#### [Dataset extract]
-----

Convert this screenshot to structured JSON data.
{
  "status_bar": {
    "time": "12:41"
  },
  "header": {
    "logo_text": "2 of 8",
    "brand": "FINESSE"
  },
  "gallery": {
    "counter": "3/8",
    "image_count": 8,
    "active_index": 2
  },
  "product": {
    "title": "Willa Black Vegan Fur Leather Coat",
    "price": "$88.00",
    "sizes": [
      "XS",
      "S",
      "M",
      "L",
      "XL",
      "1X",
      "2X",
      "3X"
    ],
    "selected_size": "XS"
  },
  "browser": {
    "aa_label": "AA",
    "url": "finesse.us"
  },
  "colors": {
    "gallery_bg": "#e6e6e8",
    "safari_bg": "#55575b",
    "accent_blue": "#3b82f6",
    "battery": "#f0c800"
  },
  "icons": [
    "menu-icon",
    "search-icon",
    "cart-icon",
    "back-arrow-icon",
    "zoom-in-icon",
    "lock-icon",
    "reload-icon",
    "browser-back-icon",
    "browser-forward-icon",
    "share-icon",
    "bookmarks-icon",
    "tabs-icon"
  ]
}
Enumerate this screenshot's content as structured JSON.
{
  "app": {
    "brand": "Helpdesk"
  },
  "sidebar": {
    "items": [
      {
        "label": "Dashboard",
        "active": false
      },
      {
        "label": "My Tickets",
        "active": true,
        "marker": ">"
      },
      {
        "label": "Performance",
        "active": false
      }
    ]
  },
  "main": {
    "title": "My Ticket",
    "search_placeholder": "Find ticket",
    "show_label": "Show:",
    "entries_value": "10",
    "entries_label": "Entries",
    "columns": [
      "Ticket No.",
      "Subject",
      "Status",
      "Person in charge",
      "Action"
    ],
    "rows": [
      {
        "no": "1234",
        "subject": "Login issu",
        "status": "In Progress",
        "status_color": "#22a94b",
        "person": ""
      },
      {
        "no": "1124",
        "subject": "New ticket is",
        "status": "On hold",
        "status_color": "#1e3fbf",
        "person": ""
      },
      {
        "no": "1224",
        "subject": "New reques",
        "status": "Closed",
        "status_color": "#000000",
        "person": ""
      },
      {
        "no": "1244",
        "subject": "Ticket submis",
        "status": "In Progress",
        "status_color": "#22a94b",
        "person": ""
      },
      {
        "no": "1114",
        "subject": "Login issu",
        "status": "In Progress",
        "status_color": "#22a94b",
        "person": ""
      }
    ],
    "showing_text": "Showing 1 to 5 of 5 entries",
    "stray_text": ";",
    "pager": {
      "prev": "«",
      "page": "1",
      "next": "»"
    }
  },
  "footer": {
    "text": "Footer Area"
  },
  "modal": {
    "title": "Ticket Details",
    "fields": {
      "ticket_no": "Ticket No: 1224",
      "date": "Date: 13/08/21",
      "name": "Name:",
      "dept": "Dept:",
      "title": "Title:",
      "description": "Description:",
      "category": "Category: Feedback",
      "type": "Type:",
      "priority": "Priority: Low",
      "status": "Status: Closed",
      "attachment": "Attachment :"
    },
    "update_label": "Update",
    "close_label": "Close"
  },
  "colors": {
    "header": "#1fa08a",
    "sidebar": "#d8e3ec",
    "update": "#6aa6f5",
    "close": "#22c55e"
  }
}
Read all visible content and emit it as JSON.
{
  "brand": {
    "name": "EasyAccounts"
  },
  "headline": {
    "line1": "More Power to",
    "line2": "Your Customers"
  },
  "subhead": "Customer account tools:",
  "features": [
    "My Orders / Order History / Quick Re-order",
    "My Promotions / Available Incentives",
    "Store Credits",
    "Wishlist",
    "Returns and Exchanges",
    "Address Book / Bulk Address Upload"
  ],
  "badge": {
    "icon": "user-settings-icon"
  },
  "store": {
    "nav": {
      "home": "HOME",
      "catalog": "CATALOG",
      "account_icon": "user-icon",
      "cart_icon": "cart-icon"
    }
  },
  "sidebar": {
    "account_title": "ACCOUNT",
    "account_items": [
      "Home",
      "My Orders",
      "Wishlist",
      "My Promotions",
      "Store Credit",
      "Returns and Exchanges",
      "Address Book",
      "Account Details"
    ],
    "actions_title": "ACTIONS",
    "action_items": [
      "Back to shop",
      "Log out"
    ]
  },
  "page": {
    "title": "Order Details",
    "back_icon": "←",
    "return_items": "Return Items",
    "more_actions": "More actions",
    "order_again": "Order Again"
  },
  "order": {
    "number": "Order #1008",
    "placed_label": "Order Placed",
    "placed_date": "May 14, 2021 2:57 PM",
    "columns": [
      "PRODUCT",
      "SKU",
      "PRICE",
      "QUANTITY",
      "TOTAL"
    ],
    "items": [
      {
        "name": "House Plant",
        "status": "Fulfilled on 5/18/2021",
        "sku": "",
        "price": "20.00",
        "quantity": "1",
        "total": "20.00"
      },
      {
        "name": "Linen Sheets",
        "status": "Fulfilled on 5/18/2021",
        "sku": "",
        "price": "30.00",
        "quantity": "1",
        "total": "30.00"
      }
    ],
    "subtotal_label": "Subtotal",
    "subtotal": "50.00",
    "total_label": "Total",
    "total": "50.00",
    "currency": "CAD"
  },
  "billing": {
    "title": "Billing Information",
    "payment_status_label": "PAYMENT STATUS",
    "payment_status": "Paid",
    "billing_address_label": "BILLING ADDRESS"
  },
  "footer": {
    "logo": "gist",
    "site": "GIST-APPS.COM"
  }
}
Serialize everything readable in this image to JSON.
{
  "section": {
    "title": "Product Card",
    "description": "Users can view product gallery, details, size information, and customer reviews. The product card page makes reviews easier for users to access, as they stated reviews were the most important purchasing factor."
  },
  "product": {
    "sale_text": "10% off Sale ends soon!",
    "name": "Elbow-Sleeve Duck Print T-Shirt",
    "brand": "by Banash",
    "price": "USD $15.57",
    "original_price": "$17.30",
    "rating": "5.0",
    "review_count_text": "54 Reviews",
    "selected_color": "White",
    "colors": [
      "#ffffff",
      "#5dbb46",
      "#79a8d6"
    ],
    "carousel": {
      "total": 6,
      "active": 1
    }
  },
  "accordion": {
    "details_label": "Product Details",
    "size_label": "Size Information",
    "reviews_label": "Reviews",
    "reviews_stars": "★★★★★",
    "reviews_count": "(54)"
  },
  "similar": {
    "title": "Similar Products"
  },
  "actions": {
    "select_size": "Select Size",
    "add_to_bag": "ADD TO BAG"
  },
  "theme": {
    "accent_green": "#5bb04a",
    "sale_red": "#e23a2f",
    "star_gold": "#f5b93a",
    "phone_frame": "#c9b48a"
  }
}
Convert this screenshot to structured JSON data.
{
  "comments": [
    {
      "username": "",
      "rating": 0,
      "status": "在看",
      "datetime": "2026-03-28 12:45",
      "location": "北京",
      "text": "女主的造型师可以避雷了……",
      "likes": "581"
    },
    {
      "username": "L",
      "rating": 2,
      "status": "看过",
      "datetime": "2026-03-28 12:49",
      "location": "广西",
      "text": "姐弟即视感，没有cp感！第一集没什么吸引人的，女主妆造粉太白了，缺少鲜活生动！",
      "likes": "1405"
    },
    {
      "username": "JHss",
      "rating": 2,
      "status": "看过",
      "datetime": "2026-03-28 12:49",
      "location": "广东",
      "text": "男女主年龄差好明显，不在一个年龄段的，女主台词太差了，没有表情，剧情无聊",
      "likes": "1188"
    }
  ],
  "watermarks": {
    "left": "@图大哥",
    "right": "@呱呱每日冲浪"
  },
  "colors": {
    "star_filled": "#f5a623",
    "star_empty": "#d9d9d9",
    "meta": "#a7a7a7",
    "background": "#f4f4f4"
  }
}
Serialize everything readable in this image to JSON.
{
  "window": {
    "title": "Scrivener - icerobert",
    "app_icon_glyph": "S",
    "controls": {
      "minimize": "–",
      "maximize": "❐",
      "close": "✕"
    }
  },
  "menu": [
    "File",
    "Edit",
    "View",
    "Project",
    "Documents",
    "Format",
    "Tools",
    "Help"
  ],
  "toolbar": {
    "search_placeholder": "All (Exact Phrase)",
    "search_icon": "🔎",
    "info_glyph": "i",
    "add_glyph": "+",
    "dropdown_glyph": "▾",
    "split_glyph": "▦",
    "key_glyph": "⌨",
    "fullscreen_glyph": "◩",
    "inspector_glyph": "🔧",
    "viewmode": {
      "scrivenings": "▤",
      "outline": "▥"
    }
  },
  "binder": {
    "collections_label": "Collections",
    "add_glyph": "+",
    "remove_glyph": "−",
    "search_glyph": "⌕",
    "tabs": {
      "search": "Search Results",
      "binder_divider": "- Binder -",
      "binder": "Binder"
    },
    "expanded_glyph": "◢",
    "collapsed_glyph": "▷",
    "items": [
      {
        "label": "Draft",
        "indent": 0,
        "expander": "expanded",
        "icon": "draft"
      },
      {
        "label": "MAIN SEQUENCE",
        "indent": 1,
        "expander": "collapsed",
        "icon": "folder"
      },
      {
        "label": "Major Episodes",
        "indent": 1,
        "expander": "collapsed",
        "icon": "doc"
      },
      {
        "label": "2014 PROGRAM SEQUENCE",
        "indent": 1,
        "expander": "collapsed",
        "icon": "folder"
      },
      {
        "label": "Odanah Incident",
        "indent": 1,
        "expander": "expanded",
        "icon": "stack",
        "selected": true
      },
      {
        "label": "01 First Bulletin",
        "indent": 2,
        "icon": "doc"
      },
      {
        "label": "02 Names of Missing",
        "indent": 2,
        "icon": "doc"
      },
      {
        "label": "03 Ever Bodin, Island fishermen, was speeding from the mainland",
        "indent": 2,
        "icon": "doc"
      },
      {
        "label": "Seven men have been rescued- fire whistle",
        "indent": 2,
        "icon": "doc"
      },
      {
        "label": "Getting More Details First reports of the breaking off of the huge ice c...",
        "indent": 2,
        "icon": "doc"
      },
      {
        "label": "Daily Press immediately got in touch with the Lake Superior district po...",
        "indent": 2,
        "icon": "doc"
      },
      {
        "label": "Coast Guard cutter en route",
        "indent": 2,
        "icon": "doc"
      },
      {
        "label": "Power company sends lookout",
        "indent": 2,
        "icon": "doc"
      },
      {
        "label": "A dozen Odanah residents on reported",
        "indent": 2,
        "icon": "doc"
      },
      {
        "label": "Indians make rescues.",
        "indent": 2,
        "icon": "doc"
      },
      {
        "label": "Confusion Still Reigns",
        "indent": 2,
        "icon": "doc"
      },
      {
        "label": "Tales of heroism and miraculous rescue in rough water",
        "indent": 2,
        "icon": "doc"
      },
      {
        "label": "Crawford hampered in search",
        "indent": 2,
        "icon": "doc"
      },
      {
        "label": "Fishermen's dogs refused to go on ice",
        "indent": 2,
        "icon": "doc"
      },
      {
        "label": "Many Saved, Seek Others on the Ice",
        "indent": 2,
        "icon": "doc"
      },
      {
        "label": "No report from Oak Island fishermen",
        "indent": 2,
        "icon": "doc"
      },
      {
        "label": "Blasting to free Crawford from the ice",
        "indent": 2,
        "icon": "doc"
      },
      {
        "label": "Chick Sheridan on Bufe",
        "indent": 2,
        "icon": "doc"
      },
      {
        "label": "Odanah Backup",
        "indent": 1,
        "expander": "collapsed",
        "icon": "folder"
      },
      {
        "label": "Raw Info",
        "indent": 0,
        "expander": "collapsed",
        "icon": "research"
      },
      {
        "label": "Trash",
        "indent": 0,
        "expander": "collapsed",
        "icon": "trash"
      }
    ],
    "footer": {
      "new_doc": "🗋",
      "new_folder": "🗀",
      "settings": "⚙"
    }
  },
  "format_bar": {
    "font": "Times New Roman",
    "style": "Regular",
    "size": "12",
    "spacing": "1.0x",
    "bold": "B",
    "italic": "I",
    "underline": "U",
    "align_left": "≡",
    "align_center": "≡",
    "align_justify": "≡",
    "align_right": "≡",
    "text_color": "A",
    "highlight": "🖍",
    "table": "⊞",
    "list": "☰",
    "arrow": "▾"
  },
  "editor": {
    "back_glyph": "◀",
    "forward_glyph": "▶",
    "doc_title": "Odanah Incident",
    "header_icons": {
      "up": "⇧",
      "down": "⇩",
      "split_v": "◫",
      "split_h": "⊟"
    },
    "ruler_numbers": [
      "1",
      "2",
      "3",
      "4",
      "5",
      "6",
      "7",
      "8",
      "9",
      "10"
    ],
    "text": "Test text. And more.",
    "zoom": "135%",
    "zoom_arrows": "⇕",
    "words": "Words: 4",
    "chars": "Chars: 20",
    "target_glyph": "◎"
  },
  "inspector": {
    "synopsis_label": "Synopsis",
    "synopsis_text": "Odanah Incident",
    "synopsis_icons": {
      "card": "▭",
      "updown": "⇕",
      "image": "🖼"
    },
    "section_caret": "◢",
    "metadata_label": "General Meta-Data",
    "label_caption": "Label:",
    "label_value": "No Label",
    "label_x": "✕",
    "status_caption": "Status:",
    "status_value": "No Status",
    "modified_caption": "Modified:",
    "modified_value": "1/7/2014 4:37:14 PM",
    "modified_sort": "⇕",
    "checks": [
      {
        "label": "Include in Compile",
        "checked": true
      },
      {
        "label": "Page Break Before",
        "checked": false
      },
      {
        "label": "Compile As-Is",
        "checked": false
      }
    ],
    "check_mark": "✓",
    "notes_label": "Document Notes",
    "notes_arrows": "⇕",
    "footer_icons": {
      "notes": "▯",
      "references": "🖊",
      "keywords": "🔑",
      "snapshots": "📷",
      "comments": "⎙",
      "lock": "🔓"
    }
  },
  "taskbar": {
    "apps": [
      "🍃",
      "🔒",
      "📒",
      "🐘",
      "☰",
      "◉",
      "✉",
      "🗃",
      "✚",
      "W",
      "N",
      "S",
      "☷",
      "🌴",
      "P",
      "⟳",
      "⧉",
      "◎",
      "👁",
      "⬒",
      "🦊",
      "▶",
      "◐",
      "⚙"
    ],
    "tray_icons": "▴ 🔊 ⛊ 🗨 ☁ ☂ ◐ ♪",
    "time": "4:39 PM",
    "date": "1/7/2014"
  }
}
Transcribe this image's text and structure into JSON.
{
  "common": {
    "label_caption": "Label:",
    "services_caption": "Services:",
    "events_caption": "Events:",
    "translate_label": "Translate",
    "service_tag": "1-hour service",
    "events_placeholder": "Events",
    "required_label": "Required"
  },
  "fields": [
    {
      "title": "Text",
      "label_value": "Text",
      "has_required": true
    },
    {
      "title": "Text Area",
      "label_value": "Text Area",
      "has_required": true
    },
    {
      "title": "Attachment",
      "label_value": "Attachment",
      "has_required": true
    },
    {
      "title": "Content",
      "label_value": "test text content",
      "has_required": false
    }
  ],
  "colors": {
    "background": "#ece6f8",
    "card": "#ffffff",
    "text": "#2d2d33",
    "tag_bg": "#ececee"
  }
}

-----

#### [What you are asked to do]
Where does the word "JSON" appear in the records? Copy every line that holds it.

#### [Reply]
Convert this screenshot to structured JSON data.
Enumerate this screenshot's content as structured JSON.
Read all visible content and emit it as JSON.
Serialize everything readable in this image to JSON.
Convert this screenshot to structured JSON data.
Serialize everything readable in this image to JSON.
Transcribe this image's text and structure into JSON.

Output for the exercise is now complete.